(Page and application data records)

=== Begin Enclosure ===

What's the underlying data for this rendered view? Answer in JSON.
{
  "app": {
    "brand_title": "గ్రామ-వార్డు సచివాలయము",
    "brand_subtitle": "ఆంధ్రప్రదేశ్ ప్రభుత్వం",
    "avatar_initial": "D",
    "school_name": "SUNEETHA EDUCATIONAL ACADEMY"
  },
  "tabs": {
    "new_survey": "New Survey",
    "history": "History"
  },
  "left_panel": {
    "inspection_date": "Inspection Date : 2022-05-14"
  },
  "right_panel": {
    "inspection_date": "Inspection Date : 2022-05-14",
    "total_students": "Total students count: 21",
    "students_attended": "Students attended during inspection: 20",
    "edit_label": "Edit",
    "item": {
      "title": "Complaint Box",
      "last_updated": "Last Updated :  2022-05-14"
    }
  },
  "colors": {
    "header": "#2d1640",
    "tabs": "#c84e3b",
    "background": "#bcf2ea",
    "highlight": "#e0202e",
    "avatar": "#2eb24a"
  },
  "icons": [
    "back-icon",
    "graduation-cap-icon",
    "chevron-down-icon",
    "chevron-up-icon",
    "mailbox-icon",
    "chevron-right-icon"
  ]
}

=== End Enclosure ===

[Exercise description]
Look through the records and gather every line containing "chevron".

[Exercise output]
    "chevron-down-icon",
    "chevron-up-icon",
    "chevron-right-icon"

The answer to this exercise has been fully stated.